And then last evening it was back to the Ashram to be in the presence of Guruji. For couple of days, maybe it was the outside food, the quality of my mediation was poor, last evening as I sat in the presence of Guruji, I closed my eyes only to open them at the same time that Guruji did. What a deep meditation! The Q&A was superb as well. Two answers that I really liked:

Q. Can we aspire for something higher like enlightenment at the age of twenty one?

Sri Sri: Definitely. You should aspire for enlightenment and enlightenment is unconditional happiness, unconditional love and a life in which you are in the driver’s seat. You must aspire for enlightenment. Right from when you recognize to aspire anything in life. Go to the highest first and all the good things will come along, you don’t have to make an effort for it.

When I say you don’t have to make an effort, I mean you don’t have to sit and worry about it. When you aspire for the highest, your action will be spontaneous and in the spontaneity you will see things have started falling into place.

Q. How do we gear up for enlightenment?

Sri Sri: Wanting it, itself is half done. The rest is a little discipline and you should know that you will get it. It will be given to you. That’s why you have the path, the guru. You will just get it. Shama jali hai tere liye, tujhko kuch nahi karna hai (The candle is lit for you, you don’t have to do anything). You don’t have to do anything just be hollow and empty from inside.

So come, let’s aspire for the highest and see where it takes us 🙂

The Sudarshan Kriya

Back today morning after conducting the Apex program for a small but a very sincere group of folks at Chennai and logged into my Google reader to catch up with the world and the first post I came across was this beautiful description of the Sudarshan Kriya given by Vikram Bhaiyya.

The Sudarshan Kriya itself is like a beautiful poem; its rhythms seem familiar yet esoteric, the experience sometimes excruciating but always enlightening, a feeling of being totally spent yet craving more. Its like listening to a wondrous dhrupad recital — the tones sometimes pinning you with their raw physicality, sometimes lulling you into meditation, sounding faintly familiar yet just out of reach, and always that sense of a higher power, a presence that seems to hover protectively close by.

And ah, how powerful our own breath is! It energises our body, calms our mind, soothes our emotions, and offers insights into our true nature. Is it too subtle? Do we sound too simplistic when we teach it? Perhaps. But one’s own experience always bears testimony to the efficacy of this premise.

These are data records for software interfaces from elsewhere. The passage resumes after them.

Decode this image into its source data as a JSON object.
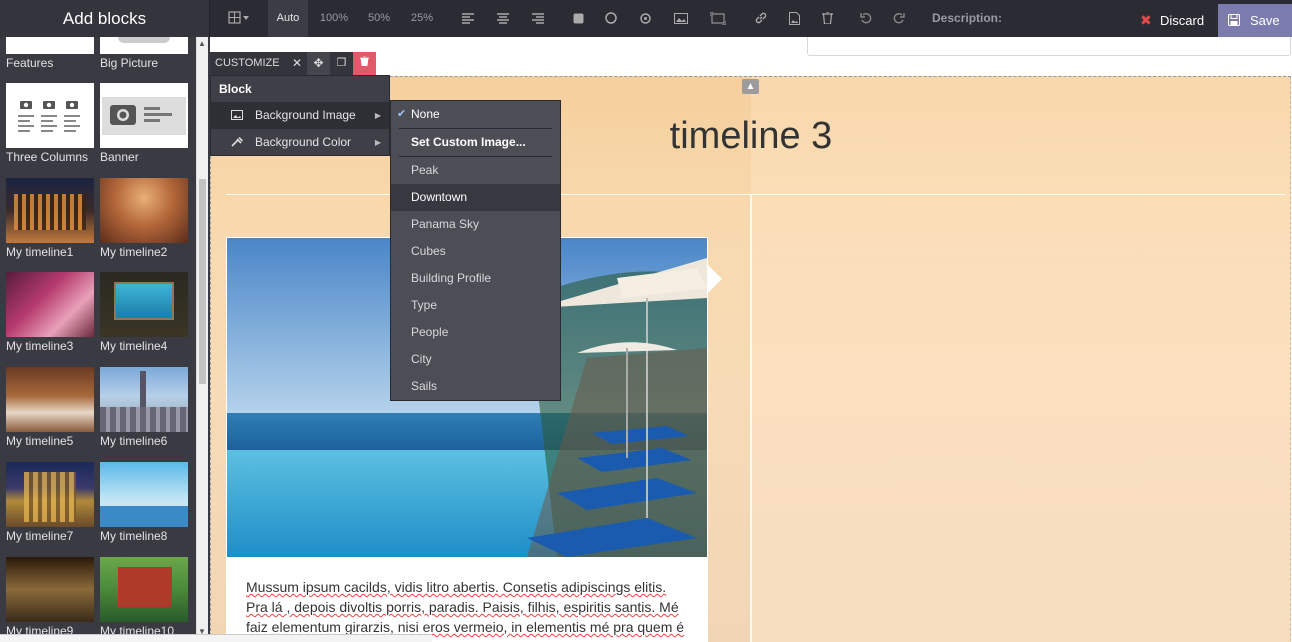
{
  "topbar": {
    "add_blocks": "Add blocks",
    "zoom": [
      "Auto",
      "100%",
      "50%",
      "25%"
    ],
    "description_label": "Description:",
    "discard_label": "Discard",
    "save_label": "Save"
  },
  "left_panel": {
    "blocks": [
      {
        "label": "Features"
      },
      {
        "label": "Big Picture"
      },
      {
        "label": "Three Columns"
      },
      {
        "label": "Banner"
      },
      {
        "label": "My timeline1"
      },
      {
        "label": "My timeline2"
      },
      {
        "label": "My timeline3"
      },
      {
        "label": "My timeline4"
      },
      {
        "label": "My timeline5"
      },
      {
        "label": "My timeline6"
      },
      {
        "label": "My timeline7"
      },
      {
        "label": "My timeline8"
      },
      {
        "label": "My timeline9"
      },
      {
        "label": "My timeline10"
      }
    ]
  },
  "customize": {
    "label": "CUSTOMIZE",
    "menu_title": "Block",
    "items": [
      {
        "label": "Background Image"
      },
      {
        "label": "Background Color"
      }
    ]
  },
  "background_submenu": {
    "items": [
      {
        "label": "None",
        "checked": true
      },
      {
        "label": "Set Custom Image..."
      },
      {
        "label": "Peak"
      },
      {
        "label": "Downtown",
        "selected": true
      },
      {
        "label": "Panama Sky"
      },
      {
        "label": "Cubes"
      },
      {
        "label": "Building Profile"
      },
      {
        "label": "Type"
      },
      {
        "label": "People"
      },
      {
        "label": "City"
      },
      {
        "label": "Sails"
      }
    ]
  },
  "content": {
    "title": "timeline 3",
    "card_text_lines": [
      "Mussum ipsum cacilds, vidis litro abertis. Consetis adipiscings elitis.",
      "Pra lá , depois divoltis porris, paradis. Paisis, filhis, espiritis santis. Mé",
      "faiz elementum girarzis, nisi eros vermeio, in elementis mé pra quem é"
    ]
  },
  "colors": {
    "topbar": "#2b2b33",
    "save": "#7c7bad",
    "discard_icon": "#e24a4a",
    "delete": "#e05a6a"
  }
}
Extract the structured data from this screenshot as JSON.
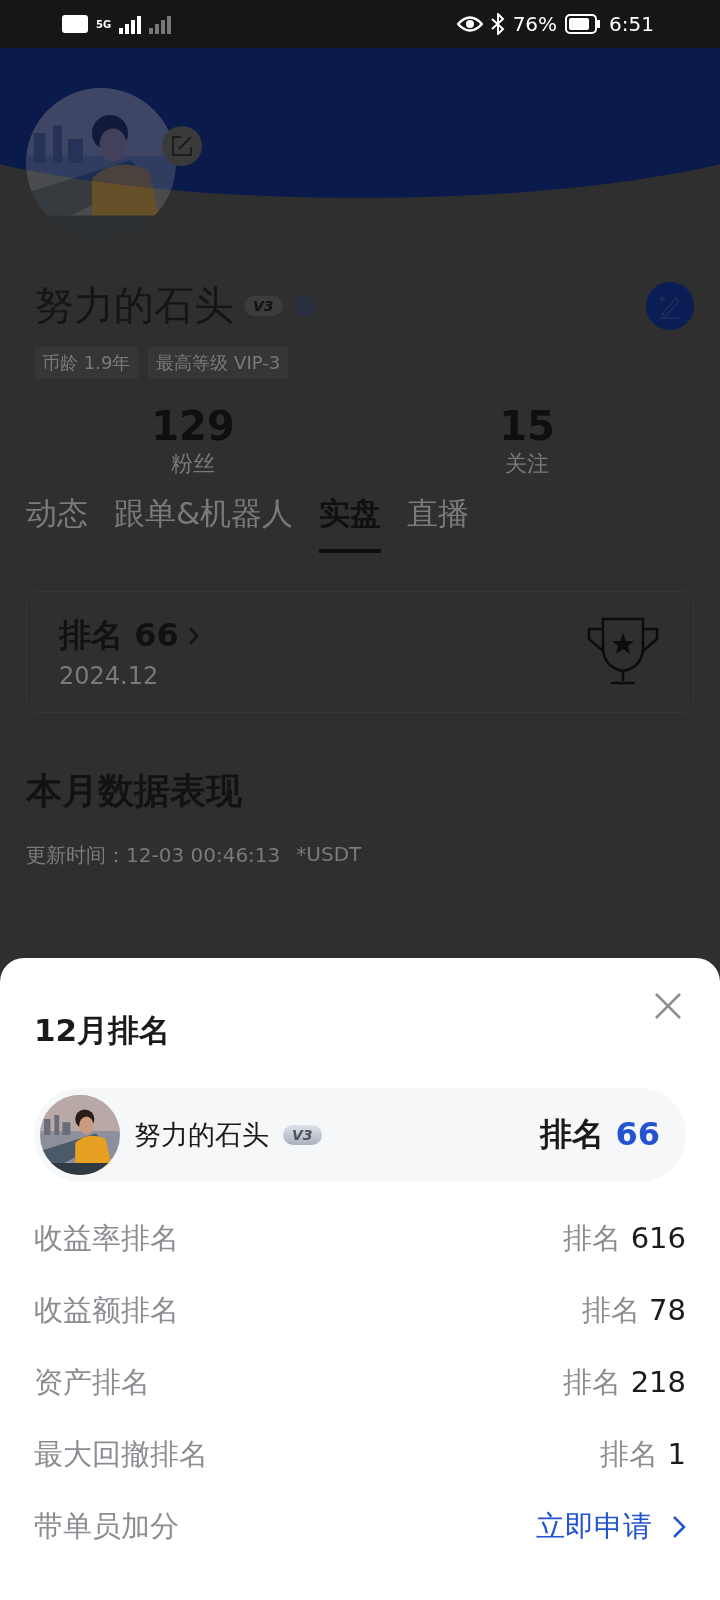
{
  "status_bar": {
    "network": "5G",
    "battery": "76%",
    "time": "6:51"
  },
  "profile": {
    "name": "努力的石头",
    "level_badge": "V3",
    "tags": [
      "币龄 1.9年",
      "最高等级 VIP-3"
    ],
    "stats": [
      {
        "value": "129",
        "label": "粉丝"
      },
      {
        "value": "15",
        "label": "关注"
      }
    ],
    "tabs": [
      {
        "label": "动态",
        "selected": false
      },
      {
        "label": "跟单&机器人",
        "selected": false
      },
      {
        "label": "实盘",
        "selected": true
      },
      {
        "label": "直播",
        "selected": false
      }
    ],
    "rank_card": {
      "label": "排名",
      "value": "66",
      "period": "2024.12"
    },
    "section": {
      "title": "本月数据表现",
      "updated": "更新时间：12-03 00:46:13",
      "unit": "*USDT"
    }
  },
  "sheet": {
    "title": "12月排名",
    "user": {
      "name": "努力的石头",
      "badge": "V3",
      "rank_label": "排名",
      "rank_value": "66"
    },
    "rows": [
      {
        "kind": "rank",
        "label": "收益率排名",
        "prefix": "排名",
        "value": "616"
      },
      {
        "kind": "rank",
        "label": "收益额排名",
        "prefix": "排名",
        "value": "78"
      },
      {
        "kind": "rank",
        "label": "资产排名",
        "prefix": "排名",
        "value": "218"
      },
      {
        "kind": "rank",
        "label": "最大回撤排名",
        "prefix": "排名",
        "value": "1"
      },
      {
        "kind": "link",
        "label": "带单员加分",
        "action": "立即申请"
      }
    ]
  }
}
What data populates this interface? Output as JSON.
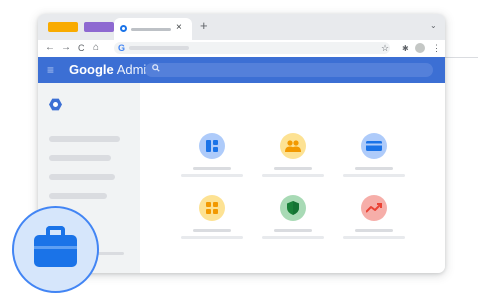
{
  "browser": {
    "tab_colors": [
      "#f9ab00",
      "#8e69d1"
    ],
    "active_tab": {
      "favicon": "google-admin-favicon",
      "close_glyph": "×"
    },
    "new_tab_glyph": "+",
    "tab_menu_glyph": "⌄",
    "nav": {
      "back": "←",
      "forward": "→",
      "reload": "C",
      "home": "⌂"
    },
    "omnibox": {
      "site_icon": "G"
    },
    "bookmark_glyph": "☆",
    "extensions_glyph": "✱",
    "menu_glyph": "⋮"
  },
  "admin": {
    "menu_glyph": "≡",
    "brand_google": "Google",
    "brand_product": "Admin",
    "search_icon": "search-icon",
    "accent": "#3c6fd4"
  },
  "cards": [
    {
      "name": "dashboard",
      "icon": "dashboard-icon",
      "bg": "#aecbfa",
      "fg": "#1a73e8"
    },
    {
      "name": "users",
      "icon": "users-icon",
      "bg": "#fde293",
      "fg": "#f29900"
    },
    {
      "name": "billing",
      "icon": "billing-card-icon",
      "bg": "#aecbfa",
      "fg": "#1a73e8"
    },
    {
      "name": "apps",
      "icon": "apps-grid-icon",
      "bg": "#fde293",
      "fg": "#f29900"
    },
    {
      "name": "security",
      "icon": "security-shield-icon",
      "bg": "#a8dab5",
      "fg": "#188038"
    },
    {
      "name": "reports",
      "icon": "reports-trend-icon",
      "bg": "#f6aea9",
      "fg": "#ea4335"
    }
  ],
  "badge": {
    "icon": "briefcase-icon",
    "color": "#1a73e8"
  }
}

Most humbling is the trust that people place in you as a teacher, going through every process and technique with unflagging enthusiasm, apparently sure that this is going to work. And most fulfilling is the glow, the peace on every face on the last day; they know that its impossible to describe what they have experienced, or what has touched their lives.

The course is also an introduction to meditation (“the best gift you can give yourself”) and to the experience of encountering a living, enlightened being, a true Master. That itself is worth the price of admission.

Actually, no, it’s priceless!